%%

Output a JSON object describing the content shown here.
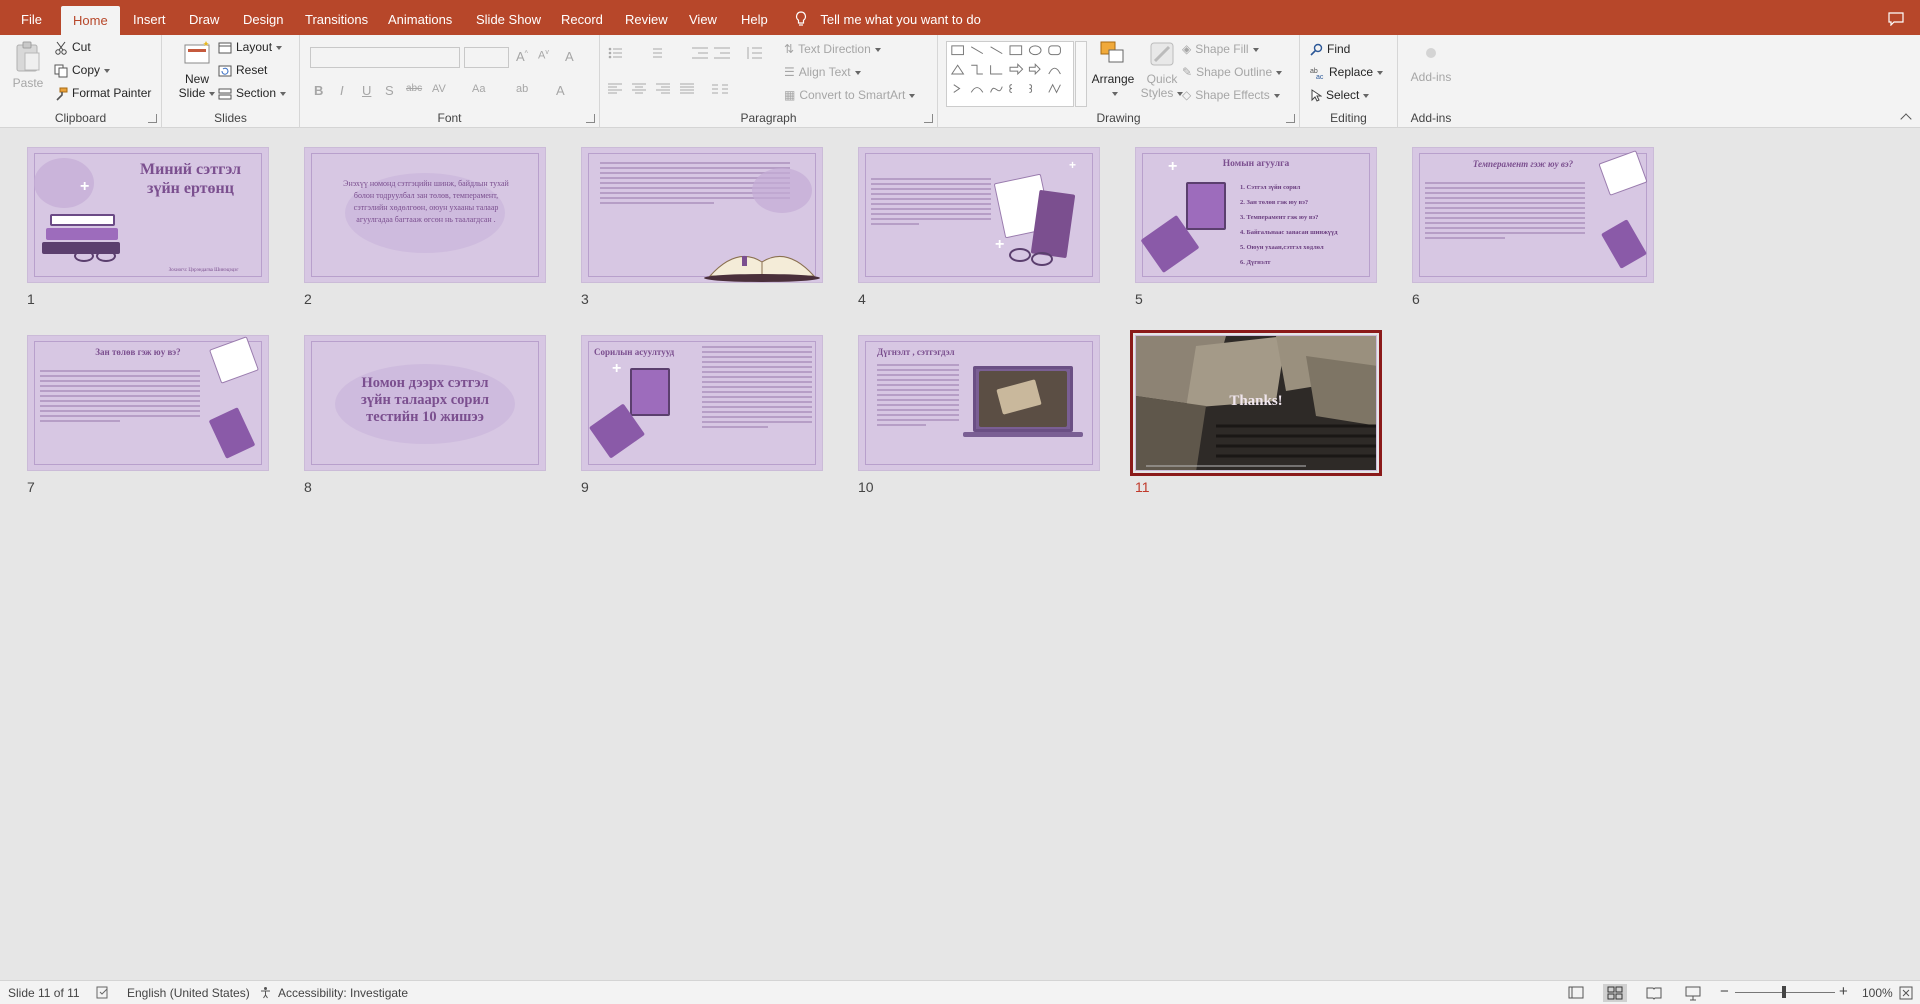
{
  "tabs": [
    "File",
    "Home",
    "Insert",
    "Draw",
    "Design",
    "Transitions",
    "Animations",
    "Slide Show",
    "Record",
    "Review",
    "View",
    "Help"
  ],
  "active_tab": "Home",
  "tell_me": "Tell me what you want to do",
  "ribbon": {
    "clipboard": {
      "label": "Clipboard",
      "paste": "Paste",
      "cut": "Cut",
      "copy": "Copy",
      "format_painter": "Format Painter"
    },
    "slides": {
      "label": "Slides",
      "new_slide_1": "New",
      "new_slide_2": "Slide",
      "layout": "Layout",
      "reset": "Reset",
      "section": "Section"
    },
    "font": {
      "label": "Font",
      "font_name": "",
      "font_size": ""
    },
    "paragraph": {
      "label": "Paragraph",
      "text_direction": "Text Direction",
      "align_text": "Align Text",
      "convert_smartart": "Convert to SmartArt"
    },
    "drawing": {
      "label": "Drawing",
      "arrange": "Arrange",
      "quick_styles_1": "Quick",
      "quick_styles_2": "Styles",
      "shape_fill": "Shape Fill",
      "shape_outline": "Shape Outline",
      "shape_effects": "Shape Effects"
    },
    "editing": {
      "label": "Editing",
      "find": "Find",
      "replace": "Replace",
      "select": "Select"
    },
    "addins": {
      "label": "Add-ins",
      "addins_btn": "Add-ins"
    }
  },
  "slides": [
    {
      "num": "1",
      "title_1": "Миний сэтгэл",
      "title_2": "зүйн ертөнц",
      "author": "Зохиогч: Цэрэндагва Шинэцэцэг"
    },
    {
      "num": "2",
      "text": "Энэхүү номонд сэтгэцийн шинж, байдлын тухай болон тодруулбал зан төлөв, темперамент, сэтгэлийн хөдөлгөөн, оюун ухааны талаар агуулгадаа багтааж өгсөн нь таалагдсан ."
    },
    {
      "num": "3"
    },
    {
      "num": "4"
    },
    {
      "num": "5",
      "title": "Номын агуулга",
      "items": [
        "1. Сэтгэл зүйн сорил",
        "2. Зан төлөв гэж юу вэ?",
        "3. Темперамент  гэж юу вэ?",
        "4. Байгальнаас заяасан шинжүүд",
        "5. Оюун ухаан,сэтгэл хөдлөл",
        "6. Дүгнэлт"
      ]
    },
    {
      "num": "6",
      "title": "Темперамент гэж юу вэ?"
    },
    {
      "num": "7",
      "title": "Зан төлөв гэж юу вэ?"
    },
    {
      "num": "8",
      "title_1": "Номон дээрх сэтгэл",
      "title_2": "зүйн талаарх сорил",
      "title_3": "тестийн 10 жишээ"
    },
    {
      "num": "9",
      "title": "Сорилын асуултууд"
    },
    {
      "num": "10",
      "title": "Дүгнэлт , сэтгэгдэл"
    },
    {
      "num": "11",
      "title": "Thanks!"
    }
  ],
  "status": {
    "slide_of": "Slide 11 of 11",
    "language": "English (United States)",
    "accessibility": "Accessibility: Investigate",
    "zoom": "100%"
  },
  "colors": {
    "accent": "#b7472a",
    "slide_bg": "#d7c7e3",
    "slide_title": "#7b4f8f",
    "selected_outline": "#8b1a1a"
  }
}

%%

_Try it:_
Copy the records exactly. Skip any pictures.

_Reply to the exercise:_
Output a JSON object describing the content shown here.
{
  "tabs": [
    "File",
    "Home",
    "Insert",
    "Draw",
    "Design",
    "Transitions",
    "Animations",
    "Slide Show",
    "Record",
    "Review",
    "View",
    "Help"
  ],
  "active_tab": "Home",
  "tell_me": "Tell me what you want to do",
  "ribbon": {
    "clipboard": {
      "label": "Clipboard",
      "paste": "Paste",
      "cut": "Cut",
      "copy": "Copy",
      "format_painter": "Format Painter"
    },
    "slides": {
      "label": "Slides",
      "new_slide_1": "New",
      "new_slide_2": "Slide",
      "layout": "Layout",
      "reset": "Reset",
      "section": "Section"
    },
    "font": {
      "label": "Font",
      "font_name": "",
      "font_size": ""
    },
    "paragraph": {
      "label": "Paragraph",
      "text_direction": "Text Direction",
      "align_text": "Align Text",
      "convert_smartart": "Convert to SmartArt"
    },
    "drawing": {
      "label": "Drawing",
      "arrange": "Arrange",
      "quick_styles_1": "Quick",
      "quick_styles_2": "Styles",
      "shape_fill": "Shape Fill",
      "shape_outline": "Shape Outline",
      "shape_effects": "Shape Effects"
    },
    "editing": {
      "label": "Editing",
      "find": "Find",
      "replace": "Replace",
      "select": "Select"
    },
    "addins": {
      "label": "Add-ins",
      "addins_btn": "Add-ins"
    }
  },
  "slides": [
    {
      "num": "1",
      "title_1": "Миний сэтгэл",
      "title_2": "зүйн ертөнц",
      "author": "Зохиогч: Цэрэндагва Шинэцэцэг"
    },
    {
      "num": "2",
      "text": "Энэхүү номонд сэтгэцийн шинж, байдлын тухай болон тодруулбал зан төлөв, темперамент, сэтгэлийн хөдөлгөөн, оюун ухааны талаар агуулгадаа багтааж өгсөн нь таалагдсан ."
    },
    {
      "num": "3"
    },
    {
      "num": "4"
    },
    {
      "num": "5",
      "title": "Номын агуулга",
      "items": [
        "1. Сэтгэл зүйн сорил",
        "2. Зан төлөв гэж юу вэ?",
        "3. Темперамент  гэж юу вэ?",
        "4. Байгальнаас заяасан шинжүүд",
        "5. Оюун ухаан,сэтгэл хөдлөл",
        "6. Дүгнэлт"
      ]
    },
    {
      "num": "6",
      "title": "Темперамент гэж юу вэ?"
    },
    {
      "num": "7",
      "title": "Зан төлөв гэж юу вэ?"
    },
    {
      "num": "8",
      "title_1": "Номон дээрх сэтгэл",
      "title_2": "зүйн талаарх сорил",
      "title_3": "тестийн 10 жишээ"
    },
    {
      "num": "9",
      "title": "Сорилын асуултууд"
    },
    {
      "num": "10",
      "title": "Дүгнэлт , сэтгэгдэл"
    },
    {
      "num": "11",
      "title": "Thanks!"
    }
  ],
  "status": {
    "slide_of": "Slide 11 of 11",
    "language": "English (United States)",
    "accessibility": "Accessibility: Investigate",
    "zoom": "100%"
  },
  "colors": {
    "accent": "#b7472a",
    "slide_bg": "#d7c7e3",
    "slide_title": "#7b4f8f",
    "selected_outline": "#8b1a1a"
  }
}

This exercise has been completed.